▸ **WORK TO BE COMPLETED**: If a line below contains "title", count it. Report the final total and nothing more.
=== Begin Enclosure ===
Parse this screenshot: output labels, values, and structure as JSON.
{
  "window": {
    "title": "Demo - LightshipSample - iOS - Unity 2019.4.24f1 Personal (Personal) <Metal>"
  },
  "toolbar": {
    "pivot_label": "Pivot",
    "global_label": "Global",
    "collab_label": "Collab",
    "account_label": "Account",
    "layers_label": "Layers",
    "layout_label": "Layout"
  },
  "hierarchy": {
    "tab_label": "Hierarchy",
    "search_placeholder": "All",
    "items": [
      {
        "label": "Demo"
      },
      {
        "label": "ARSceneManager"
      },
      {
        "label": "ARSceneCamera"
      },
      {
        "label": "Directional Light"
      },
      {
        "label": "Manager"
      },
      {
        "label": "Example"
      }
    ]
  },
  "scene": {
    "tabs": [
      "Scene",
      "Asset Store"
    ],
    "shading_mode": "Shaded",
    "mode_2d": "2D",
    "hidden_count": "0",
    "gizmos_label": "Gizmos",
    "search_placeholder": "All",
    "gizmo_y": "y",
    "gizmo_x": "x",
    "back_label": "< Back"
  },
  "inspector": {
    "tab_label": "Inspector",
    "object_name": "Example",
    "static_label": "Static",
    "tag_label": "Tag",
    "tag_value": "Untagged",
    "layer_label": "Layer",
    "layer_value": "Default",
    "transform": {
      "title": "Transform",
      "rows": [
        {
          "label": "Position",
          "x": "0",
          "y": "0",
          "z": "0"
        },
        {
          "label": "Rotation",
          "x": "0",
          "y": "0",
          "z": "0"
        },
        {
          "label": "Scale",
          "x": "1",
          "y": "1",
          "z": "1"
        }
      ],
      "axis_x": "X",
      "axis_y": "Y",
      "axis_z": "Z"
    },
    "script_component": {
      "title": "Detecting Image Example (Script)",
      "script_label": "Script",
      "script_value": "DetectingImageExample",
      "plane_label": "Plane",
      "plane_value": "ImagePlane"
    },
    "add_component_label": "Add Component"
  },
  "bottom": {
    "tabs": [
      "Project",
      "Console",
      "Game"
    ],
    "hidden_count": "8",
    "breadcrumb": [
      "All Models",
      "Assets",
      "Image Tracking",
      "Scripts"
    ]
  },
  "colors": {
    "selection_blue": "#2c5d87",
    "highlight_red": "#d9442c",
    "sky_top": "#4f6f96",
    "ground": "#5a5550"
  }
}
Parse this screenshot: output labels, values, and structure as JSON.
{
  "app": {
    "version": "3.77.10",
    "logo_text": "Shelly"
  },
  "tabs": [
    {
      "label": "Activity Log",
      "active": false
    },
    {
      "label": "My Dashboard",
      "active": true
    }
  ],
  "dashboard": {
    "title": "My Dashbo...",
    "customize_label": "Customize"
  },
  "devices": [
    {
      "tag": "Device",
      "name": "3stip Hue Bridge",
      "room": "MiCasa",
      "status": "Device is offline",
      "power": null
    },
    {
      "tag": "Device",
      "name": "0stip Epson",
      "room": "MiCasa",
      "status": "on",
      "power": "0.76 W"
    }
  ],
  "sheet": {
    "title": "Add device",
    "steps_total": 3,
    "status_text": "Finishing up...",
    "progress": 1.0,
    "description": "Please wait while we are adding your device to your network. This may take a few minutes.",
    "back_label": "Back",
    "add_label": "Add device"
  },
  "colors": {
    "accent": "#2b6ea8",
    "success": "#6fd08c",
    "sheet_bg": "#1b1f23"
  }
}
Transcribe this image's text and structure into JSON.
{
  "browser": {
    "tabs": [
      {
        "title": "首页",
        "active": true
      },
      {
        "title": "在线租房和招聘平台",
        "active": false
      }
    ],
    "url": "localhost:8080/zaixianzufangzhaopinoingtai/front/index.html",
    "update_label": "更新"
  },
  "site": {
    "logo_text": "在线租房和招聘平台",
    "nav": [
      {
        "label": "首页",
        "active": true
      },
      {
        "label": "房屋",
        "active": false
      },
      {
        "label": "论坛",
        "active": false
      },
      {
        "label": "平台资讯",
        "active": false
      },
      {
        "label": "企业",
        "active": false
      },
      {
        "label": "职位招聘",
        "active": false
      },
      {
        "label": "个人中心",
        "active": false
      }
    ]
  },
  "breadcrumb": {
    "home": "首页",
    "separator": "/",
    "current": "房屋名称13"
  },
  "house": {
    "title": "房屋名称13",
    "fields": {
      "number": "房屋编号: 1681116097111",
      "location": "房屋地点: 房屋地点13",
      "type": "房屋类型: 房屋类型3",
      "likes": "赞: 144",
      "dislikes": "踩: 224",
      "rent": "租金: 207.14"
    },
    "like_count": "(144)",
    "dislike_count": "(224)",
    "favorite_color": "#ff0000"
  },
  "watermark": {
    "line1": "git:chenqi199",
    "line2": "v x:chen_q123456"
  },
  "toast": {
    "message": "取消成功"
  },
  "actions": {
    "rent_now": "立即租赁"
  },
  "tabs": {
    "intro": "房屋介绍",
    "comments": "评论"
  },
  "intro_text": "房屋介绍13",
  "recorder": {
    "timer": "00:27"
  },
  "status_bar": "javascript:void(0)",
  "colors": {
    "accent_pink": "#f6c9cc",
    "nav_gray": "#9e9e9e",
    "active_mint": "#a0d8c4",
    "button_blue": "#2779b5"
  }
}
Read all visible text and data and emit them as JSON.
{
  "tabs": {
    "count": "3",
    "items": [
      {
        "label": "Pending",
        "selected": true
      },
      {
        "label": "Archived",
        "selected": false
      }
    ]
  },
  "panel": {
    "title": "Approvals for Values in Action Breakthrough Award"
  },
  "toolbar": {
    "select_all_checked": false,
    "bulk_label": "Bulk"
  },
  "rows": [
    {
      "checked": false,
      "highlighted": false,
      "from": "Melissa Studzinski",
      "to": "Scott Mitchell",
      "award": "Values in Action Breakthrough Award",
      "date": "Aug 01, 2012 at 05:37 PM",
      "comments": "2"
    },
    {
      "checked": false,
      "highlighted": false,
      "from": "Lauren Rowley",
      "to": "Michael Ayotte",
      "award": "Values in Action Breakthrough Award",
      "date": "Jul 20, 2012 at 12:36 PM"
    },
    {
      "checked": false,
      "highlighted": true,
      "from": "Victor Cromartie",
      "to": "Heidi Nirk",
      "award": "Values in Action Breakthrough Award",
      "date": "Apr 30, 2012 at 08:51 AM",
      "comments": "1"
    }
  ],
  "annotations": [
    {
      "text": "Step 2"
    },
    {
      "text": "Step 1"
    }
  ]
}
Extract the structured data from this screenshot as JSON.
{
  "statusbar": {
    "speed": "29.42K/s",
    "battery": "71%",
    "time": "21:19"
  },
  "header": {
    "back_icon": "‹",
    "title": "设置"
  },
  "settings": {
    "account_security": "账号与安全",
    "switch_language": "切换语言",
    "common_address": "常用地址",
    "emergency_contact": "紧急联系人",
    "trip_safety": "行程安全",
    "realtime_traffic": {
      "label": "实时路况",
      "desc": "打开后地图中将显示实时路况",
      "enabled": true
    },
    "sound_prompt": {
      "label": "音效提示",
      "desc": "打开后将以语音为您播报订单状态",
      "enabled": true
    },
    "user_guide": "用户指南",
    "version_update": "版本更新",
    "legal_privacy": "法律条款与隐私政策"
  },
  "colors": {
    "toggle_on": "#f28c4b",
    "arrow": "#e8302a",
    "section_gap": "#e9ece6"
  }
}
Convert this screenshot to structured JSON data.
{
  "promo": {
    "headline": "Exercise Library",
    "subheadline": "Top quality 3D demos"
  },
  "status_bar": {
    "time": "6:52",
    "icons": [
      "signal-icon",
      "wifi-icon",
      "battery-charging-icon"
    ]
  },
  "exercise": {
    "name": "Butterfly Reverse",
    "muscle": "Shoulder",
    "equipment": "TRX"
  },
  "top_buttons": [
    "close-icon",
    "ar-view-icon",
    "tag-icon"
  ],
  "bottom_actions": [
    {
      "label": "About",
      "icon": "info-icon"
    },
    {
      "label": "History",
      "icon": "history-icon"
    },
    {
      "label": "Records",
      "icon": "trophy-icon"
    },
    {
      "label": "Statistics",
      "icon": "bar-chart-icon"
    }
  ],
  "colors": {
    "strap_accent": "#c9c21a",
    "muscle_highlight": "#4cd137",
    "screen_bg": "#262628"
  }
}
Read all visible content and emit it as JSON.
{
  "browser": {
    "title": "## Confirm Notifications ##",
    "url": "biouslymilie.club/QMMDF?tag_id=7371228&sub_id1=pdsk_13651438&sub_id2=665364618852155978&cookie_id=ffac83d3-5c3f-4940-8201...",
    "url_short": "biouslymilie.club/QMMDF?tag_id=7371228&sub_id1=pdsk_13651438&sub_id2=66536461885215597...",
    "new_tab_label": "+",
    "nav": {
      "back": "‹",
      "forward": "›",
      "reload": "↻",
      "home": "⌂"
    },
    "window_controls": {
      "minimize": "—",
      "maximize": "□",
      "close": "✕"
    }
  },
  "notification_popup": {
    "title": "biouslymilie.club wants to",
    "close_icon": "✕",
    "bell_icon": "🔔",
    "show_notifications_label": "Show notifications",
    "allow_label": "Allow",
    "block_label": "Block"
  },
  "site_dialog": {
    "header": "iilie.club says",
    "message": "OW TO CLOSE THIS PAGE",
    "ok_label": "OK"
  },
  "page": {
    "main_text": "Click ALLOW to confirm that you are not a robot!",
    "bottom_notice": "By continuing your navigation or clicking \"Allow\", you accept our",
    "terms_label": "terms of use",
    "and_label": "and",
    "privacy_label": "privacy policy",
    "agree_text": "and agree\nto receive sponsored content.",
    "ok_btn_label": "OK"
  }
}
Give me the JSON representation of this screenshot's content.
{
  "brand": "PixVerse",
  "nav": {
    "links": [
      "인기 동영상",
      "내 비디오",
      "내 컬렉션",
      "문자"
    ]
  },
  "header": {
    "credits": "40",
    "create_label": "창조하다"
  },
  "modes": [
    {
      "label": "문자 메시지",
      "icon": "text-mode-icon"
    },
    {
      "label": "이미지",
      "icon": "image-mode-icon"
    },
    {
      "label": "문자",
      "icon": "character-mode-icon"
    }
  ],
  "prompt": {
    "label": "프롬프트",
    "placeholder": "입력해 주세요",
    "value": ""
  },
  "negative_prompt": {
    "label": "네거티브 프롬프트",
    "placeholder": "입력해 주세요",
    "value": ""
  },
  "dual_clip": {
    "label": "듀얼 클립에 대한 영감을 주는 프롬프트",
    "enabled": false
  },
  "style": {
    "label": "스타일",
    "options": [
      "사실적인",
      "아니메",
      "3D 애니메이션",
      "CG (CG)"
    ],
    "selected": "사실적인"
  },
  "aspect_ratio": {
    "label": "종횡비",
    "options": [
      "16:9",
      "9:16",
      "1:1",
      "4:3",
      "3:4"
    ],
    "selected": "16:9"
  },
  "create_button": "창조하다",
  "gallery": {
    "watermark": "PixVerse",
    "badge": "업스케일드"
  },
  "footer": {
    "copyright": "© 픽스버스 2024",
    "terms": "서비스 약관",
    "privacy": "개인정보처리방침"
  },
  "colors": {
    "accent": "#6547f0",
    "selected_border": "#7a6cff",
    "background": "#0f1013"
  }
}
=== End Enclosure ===
▸ **COMPLETED EXERCISE**: 12